▶ THE TASK
Down to the last line, retype the records below exactly and skip the pictures.

INPUT MATERIAL Block Start

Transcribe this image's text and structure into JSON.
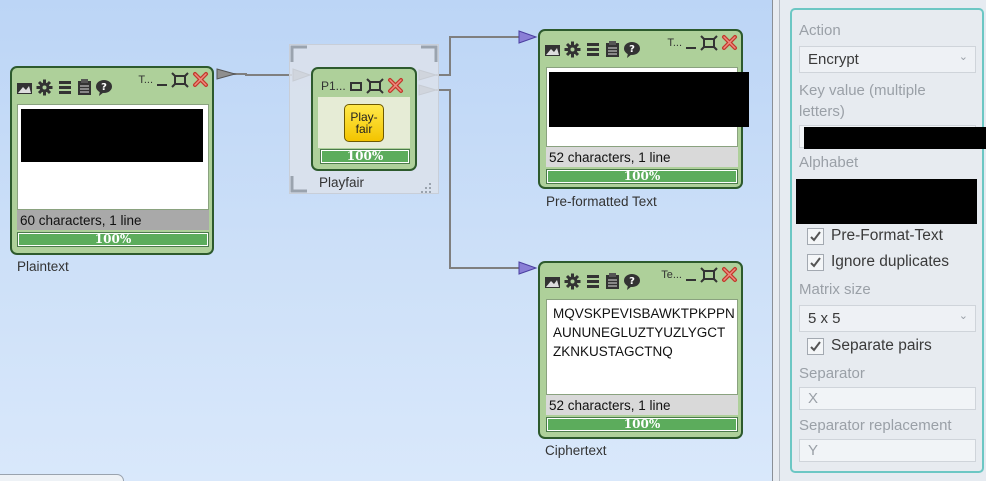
{
  "components": {
    "plaintext": {
      "title": "T...",
      "info": "60 characters,  1 line",
      "progress_label": "100%",
      "progress": 1.0,
      "caption": "Plaintext"
    },
    "playfair": {
      "title": "P1...",
      "icon_label": "Play-fair",
      "progress_label": "100%",
      "progress": 1.0,
      "caption": "Playfair"
    },
    "preformatted": {
      "title": "T...",
      "info": "52 characters,  1 line",
      "progress_label": "100%",
      "progress": 1.0,
      "caption": "Pre-formatted Text"
    },
    "ciphertext": {
      "title": "Te...",
      "text_lines": [
        "MQVSKPEVISBAWKTPKPPN",
        "AUNUNEGLUZTYUZLYGCT",
        "ZKNKUSTAGCTNQ"
      ],
      "info": "52 characters,  1 line",
      "progress_label": "100%",
      "progress": 1.0,
      "caption": "Ciphertext"
    }
  },
  "settings": {
    "action_label": "Action",
    "action_value": "Encrypt",
    "key_label": "Key value (multiple letters)",
    "alphabet_label": "Alphabet",
    "preformat_label": "Pre-Format-Text",
    "ignore_duplicates_label": "Ignore duplicates",
    "matrix_size_label": "Matrix size",
    "matrix_size_value": "5 x 5",
    "separate_pairs_label": "Separate pairs",
    "separator_label": "Separator",
    "separator_value": "X",
    "separator_replacement_label": "Separator replacement",
    "separator_replacement_value": "Y"
  },
  "colors": {
    "canvas_bg": "#c7dcf7",
    "component_bg": "#aed09a",
    "component_border": "#2d5a2d",
    "progress_fill": "#5cac5c",
    "connector_arrow": "#8a7fd6",
    "settings_border": "#6cc7c4"
  }
}
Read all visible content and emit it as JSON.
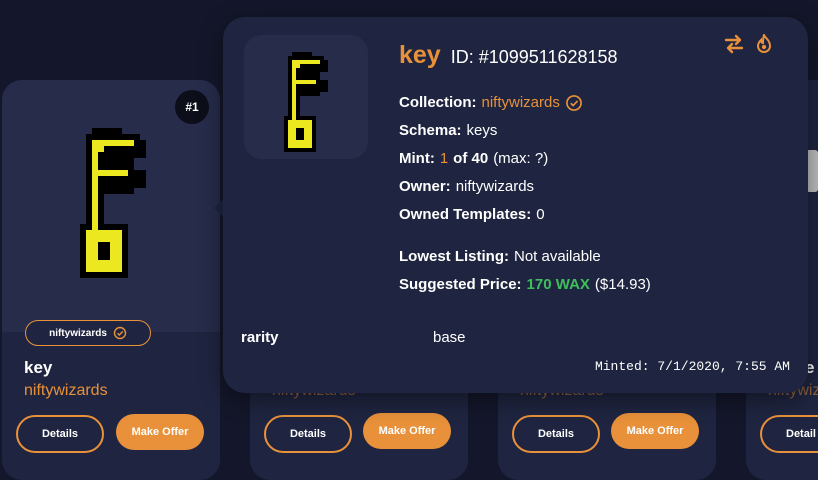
{
  "background_color": "#14172b",
  "accent_color": "#e8913a",
  "main_card": {
    "rank": "#1",
    "collection_pill": "niftywizards",
    "name": "key",
    "collection": "niftywizards",
    "details_label": "Details",
    "offer_label": "Make Offer"
  },
  "other_cards": [
    {
      "collection": "niftywizards",
      "details_label": "Details",
      "offer_label": "Make Offer"
    },
    {
      "collection": "niftywizards",
      "details_label": "Details",
      "offer_label": "Make Offer"
    },
    {
      "collection": "niftywizards",
      "name": "e",
      "details_label": "Detail"
    }
  ],
  "popup": {
    "name": "key",
    "id_text": "ID: #1099511628158",
    "collection_label": "Collection:",
    "collection_value": "niftywizards",
    "schema_label": "Schema:",
    "schema_value": "keys",
    "mint_label": "Mint:",
    "mint_number": "1",
    "mint_of": "of 40",
    "mint_max": "(max: ?)",
    "owner_label": "Owner:",
    "owner_value": "niftywizards",
    "owned_templates_label": "Owned Templates:",
    "owned_templates_value": "0",
    "lowest_listing_label": "Lowest Listing:",
    "lowest_listing_value": "Not available",
    "suggested_price_label": "Suggested Price:",
    "suggested_price_wax": "170 WAX",
    "suggested_price_usd": "($14.93)",
    "attribute_key": "rarity",
    "attribute_value": "base",
    "minted": "Minted: 7/1/2020, 7:55 AM",
    "icons": [
      "transfer-icon",
      "burn-icon"
    ]
  }
}
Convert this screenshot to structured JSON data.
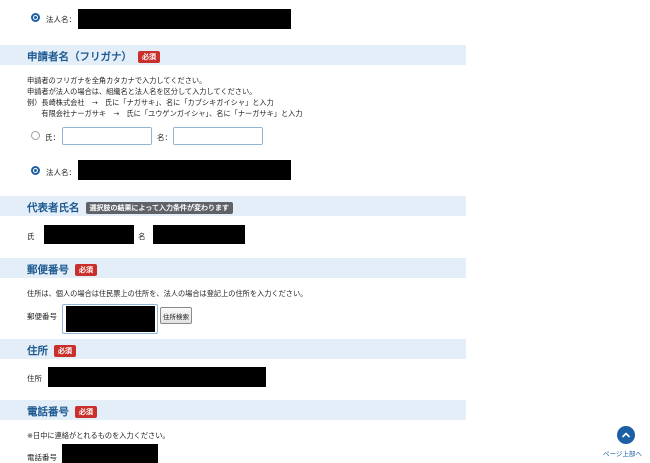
{
  "corp_name_top": {
    "label": "法人名："
  },
  "kana_section": {
    "title": "申請者名（フリガナ）",
    "badge": "必須",
    "notes": [
      "申請者のフリガナを全角カタカナで入力してください。",
      "申請者が法人の場合は、組織名と法人名を区分して入力してください。",
      "例）長崎株式会社　→　氏に「ナガサキ」、名に「カブシキガイシャ」と入力",
      "　　有限会社ナーガサキ　→　氏に「ユウゲンガイシャ」、名に「ナーガサキ」と入力"
    ],
    "radio_person_label": "氏：",
    "radio_given_label": "名：",
    "radio_corp_label": "法人名："
  },
  "rep_section": {
    "title": "代表者氏名",
    "badge": "選択肢の結果によって入力条件が変わります",
    "family_label": "氏",
    "given_label": "名"
  },
  "postal_section": {
    "title": "郵便番号",
    "badge": "必須",
    "note": "住所は、個人の場合は住民票上の住所を、法人の場合は登記上の住所を入力ください。",
    "field_label": "郵便番号",
    "search_button": "住所検索"
  },
  "address_section": {
    "title": "住所",
    "badge": "必須",
    "field_label": "住所"
  },
  "phone_section": {
    "title": "電話番号",
    "badge": "必須",
    "note": "※日中に連絡がとれるものを入力ください。",
    "field_label": "電話番号"
  },
  "page_top": {
    "label": "ページ上部へ",
    "icon": "chevron-up-icon"
  },
  "colors": {
    "accent": "#1c5fa5",
    "required": "#c9302c",
    "section_bg": "#e3eef8"
  }
}
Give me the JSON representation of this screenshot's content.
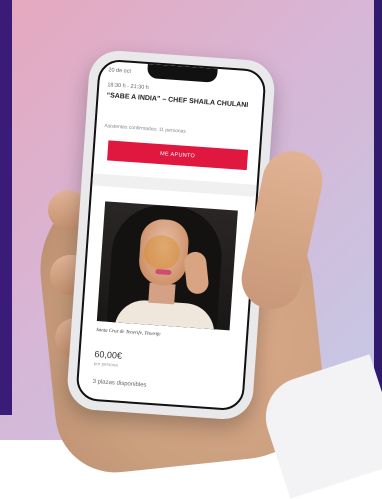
{
  "event": {
    "date": "20 de oct",
    "time": "18:30 h - 21:30 h",
    "title": "“SABE A INDIA” – CHEF SHAILA CHULANI",
    "confirmed": "Asistentes confirmados: 11 personas",
    "cta_label": "ME APUNTO",
    "location": "Santa Cruz de Tenerife, Tenerife",
    "price": "60,00€",
    "price_unit": "por persona",
    "availability": "3 plazas disponibles"
  },
  "colors": {
    "accent": "#e0173f",
    "background_left": "#3a1c78"
  }
}
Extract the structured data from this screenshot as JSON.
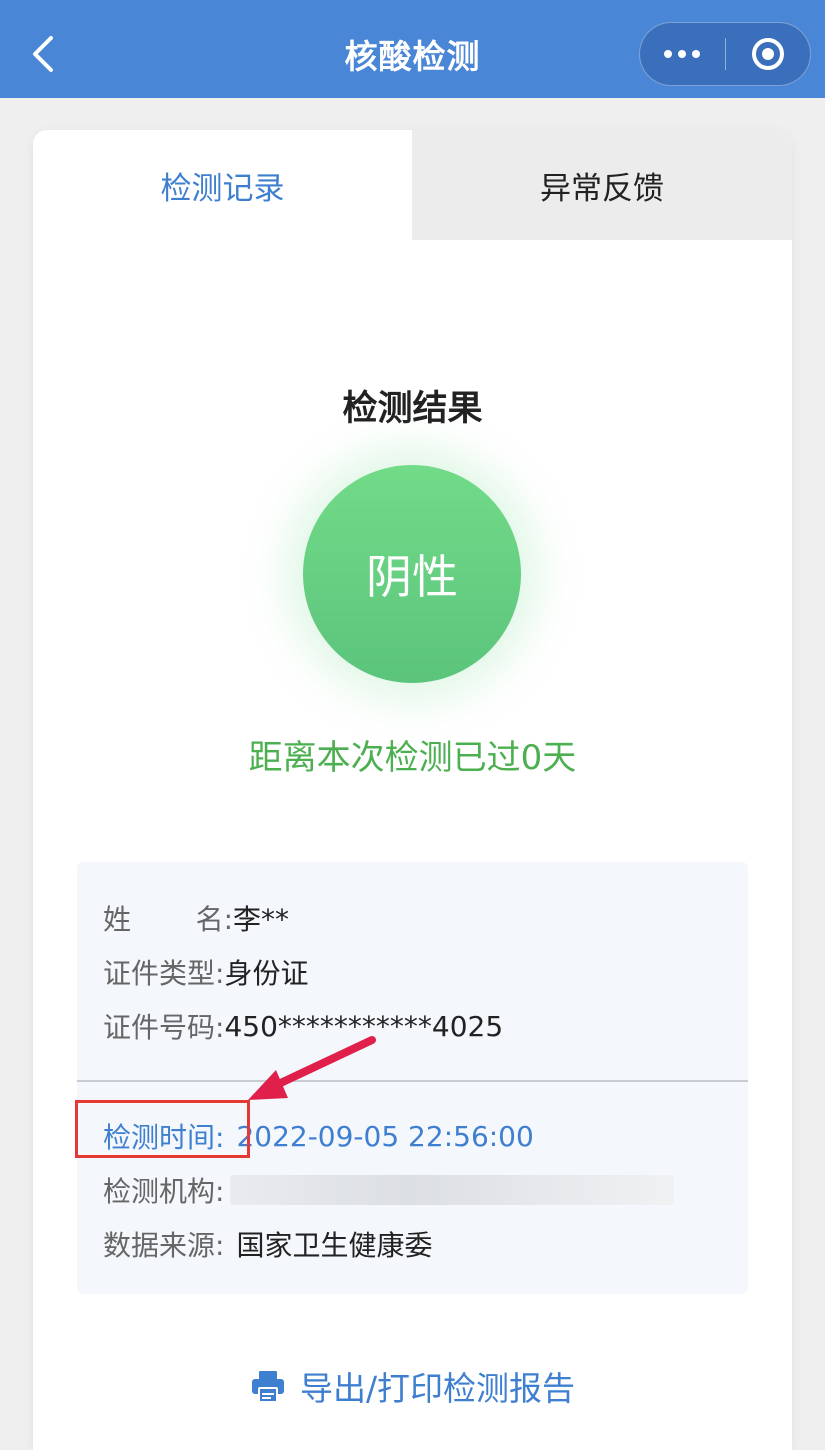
{
  "nav": {
    "title": "核酸检测",
    "back_icon": "chevron-left-icon",
    "more_icon": "more-dots-icon",
    "close_icon": "target-circle-icon"
  },
  "tabs": [
    {
      "label": "检测记录",
      "active": true
    },
    {
      "label": "异常反馈",
      "active": false
    }
  ],
  "result": {
    "title": "检测结果",
    "status": "阴性",
    "status_color": "#5bc47c",
    "days_text": "距离本次检测已过0天",
    "days_color": "#4caf50"
  },
  "info": {
    "name_label_1": "姓",
    "name_label_2": "名:",
    "name_value": "李**",
    "id_type_label": "证件类型:",
    "id_type_value": "身份证",
    "id_number_label": "证件号码:",
    "id_number_value": "450***********4025",
    "test_time_label": "检测时间:",
    "test_time_value": "2022-09-05 22:56:00",
    "institution_label": "检测机构:",
    "data_source_label": "数据来源:",
    "data_source_value": "国家卫生健康委"
  },
  "export": {
    "label": "导出/打印检测报告",
    "icon": "printer-icon"
  },
  "colors": {
    "nav_bg": "#4a86d6",
    "accent": "#3f7fcf",
    "annotation": "#e53935"
  }
}
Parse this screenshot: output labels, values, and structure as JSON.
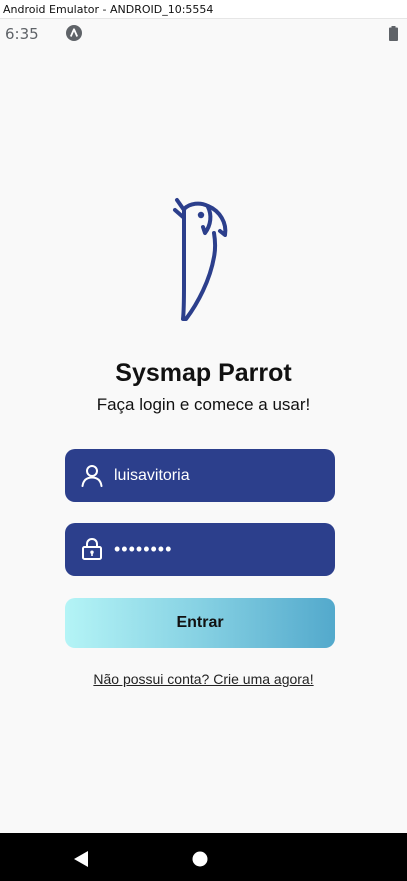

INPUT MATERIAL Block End

▶ ANSWER BELOW
Transcribe this image's text and structure into JSON.
{
  "components": {
    "plaintext": {
      "title": "T...",
      "info": "60 characters,  1 line",
      "progress_label": "100%",
      "progress": 1.0,
      "caption": "Plaintext"
    },
    "playfair": {
      "title": "P1...",
      "icon_label": "Play-fair",
      "progress_label": "100%",
      "progress": 1.0,
      "caption": "Playfair"
    },
    "preformatted": {
      "title": "T...",
      "info": "52 characters,  1 line",
      "progress_label": "100%",
      "progress": 1.0,
      "caption": "Pre-formatted Text"
    },
    "ciphertext": {
      "title": "Te...",
      "text_lines": [
        "MQVSKPEVISBAWKTPKPPN",
        "AUNUNEGLUZTYUZLYGCT",
        "ZKNKUSTAGCTNQ"
      ],
      "info": "52 characters,  1 line",
      "progress_label": "100%",
      "progress": 1.0,
      "caption": "Ciphertext"
    }
  },
  "settings": {
    "action_label": "Action",
    "action_value": "Encrypt",
    "key_label": "Key value (multiple letters)",
    "alphabet_label": "Alphabet",
    "preformat_label": "Pre-Format-Text",
    "ignore_duplicates_label": "Ignore duplicates",
    "matrix_size_label": "Matrix size",
    "matrix_size_value": "5 x 5",
    "separate_pairs_label": "Separate pairs",
    "separator_label": "Separator",
    "separator_value": "X",
    "separator_replacement_label": "Separator replacement",
    "separator_replacement_value": "Y"
  },
  "colors": {
    "canvas_bg": "#c7dcf7",
    "component_bg": "#aed09a",
    "component_border": "#2d5a2d",
    "progress_fill": "#5cac5c",
    "connector_arrow": "#8a7fd6",
    "settings_border": "#6cc7c4"
  }
}
Read all visible content and emit it as JSON.
{
  "background_color": "#14172b",
  "accent_color": "#e8913a",
  "main_card": {
    "rank": "#1",
    "collection_pill": "niftywizards",
    "name": "key",
    "collection": "niftywizards",
    "details_label": "Details",
    "offer_label": "Make Offer"
  },
  "other_cards": [
    {
      "collection": "niftywizards",
      "details_label": "Details",
      "offer_label": "Make Offer"
    },
    {
      "collection": "niftywizards",
      "details_label": "Details",
      "offer_label": "Make Offer"
    },
    {
      "collection": "niftywizards",
      "name": "e",
      "details_label": "Detail"
    }
  ],
  "popup": {
    "name": "key",
    "id_text": "ID: #1099511628158",
    "collection_label": "Collection:",
    "collection_value": "niftywizards",
    "schema_label": "Schema:",
    "schema_value": "keys",
    "mint_label": "Mint:",
    "mint_number": "1",
    "mint_of": "of 40",
    "mint_max": "(max: ?)",
    "owner_label": "Owner:",
    "owner_value": "niftywizards",
    "owned_templates_label": "Owned Templates:",
    "owned_templates_value": "0",
    "lowest_listing_label": "Lowest Listing:",
    "lowest_listing_value": "Not available",
    "suggested_price_label": "Suggested Price:",
    "suggested_price_wax": "170 WAX",
    "suggested_price_usd": "($14.93)",
    "attribute_key": "rarity",
    "attribute_value": "base",
    "minted": "Minted: 7/1/2020, 7:55 AM",
    "icons": [
      "transfer-icon",
      "burn-icon"
    ]
  }
}
Convert this screenshot to structured JSON data.
{
  "corp_name_top": {
    "label": "法人名："
  },
  "kana_section": {
    "title": "申請者名（フリガナ）",
    "badge": "必須",
    "notes": [
      "申請者のフリガナを全角カタカナで入力してください。",
      "申請者が法人の場合は、組織名と法人名を区分して入力してください。",
      "例）長崎株式会社　→　氏に「ナガサキ」、名に「カブシキガイシャ」と入力",
      "　　有限会社ナーガサキ　→　氏に「ユウゲンガイシャ」、名に「ナーガサキ」と入力"
    ],
    "radio_person_label": "氏：",
    "radio_given_label": "名：",
    "radio_corp_label": "法人名："
  },
  "rep_section": {
    "title": "代表者氏名",
    "badge": "選択肢の結果によって入力条件が変わります",
    "family_label": "氏",
    "given_label": "名"
  },
  "postal_section": {
    "title": "郵便番号",
    "badge": "必須",
    "note": "住所は、個人の場合は住民票上の住所を、法人の場合は登記上の住所を入力ください。",
    "field_label": "郵便番号",
    "search_button": "住所検索"
  },
  "address_section": {
    "title": "住所",
    "badge": "必須",
    "field_label": "住所"
  },
  "phone_section": {
    "title": "電話番号",
    "badge": "必須",
    "note": "※日中に連絡がとれるものを入力ください。",
    "field_label": "電話番号"
  },
  "page_top": {
    "label": "ページ上部へ",
    "icon": "chevron-up-icon"
  },
  "colors": {
    "accent": "#1c5fa5",
    "required": "#c9302c",
    "section_bg": "#e3eef8"
  }
}
Give me the JSON representation of this screenshot's content.
{
  "event": {
    "date": "20 de oct",
    "time": "18:30 h - 21:30 h",
    "title": "“SABE A INDIA” – CHEF SHAILA CHULANI",
    "confirmed": "Asistentes confirmados: 11 personas",
    "cta_label": "ME APUNTO",
    "location": "Santa Cruz de Tenerife, Tenerife",
    "price": "60,00€",
    "price_unit": "por persona",
    "availability": "3 plazas disponibles"
  },
  "colors": {
    "accent": "#e0173f",
    "background_left": "#3a1c78"
  }
}
Extract the structured data from this screenshot as JSON.
{
  "nav": {
    "title": "核酸检测",
    "back_icon": "chevron-left-icon",
    "more_icon": "more-dots-icon",
    "close_icon": "target-circle-icon"
  },
  "tabs": [
    {
      "label": "检测记录",
      "active": true
    },
    {
      "label": "异常反馈",
      "active": false
    }
  ],
  "result": {
    "title": "检测结果",
    "status": "阴性",
    "status_color": "#5bc47c",
    "days_text": "距离本次检测已过0天",
    "days_color": "#4caf50"
  },
  "info": {
    "name_label_1": "姓",
    "name_label_2": "名:",
    "name_value": "李**",
    "id_type_label": "证件类型:",
    "id_type_value": "身份证",
    "id_number_label": "证件号码:",
    "id_number_value": "450***********4025",
    "test_time_label": "检测时间:",
    "test_time_value": "2022-09-05 22:56:00",
    "institution_label": "检测机构:",
    "data_source_label": "数据来源:",
    "data_source_value": "国家卫生健康委"
  },
  "export": {
    "label": "导出/打印检测报告",
    "icon": "printer-icon"
  },
  "colors": {
    "nav_bg": "#4a86d6",
    "accent": "#3f7fcf",
    "annotation": "#e53935"
  }
}
Parse this screenshot: output labels, values, and structure as JSON.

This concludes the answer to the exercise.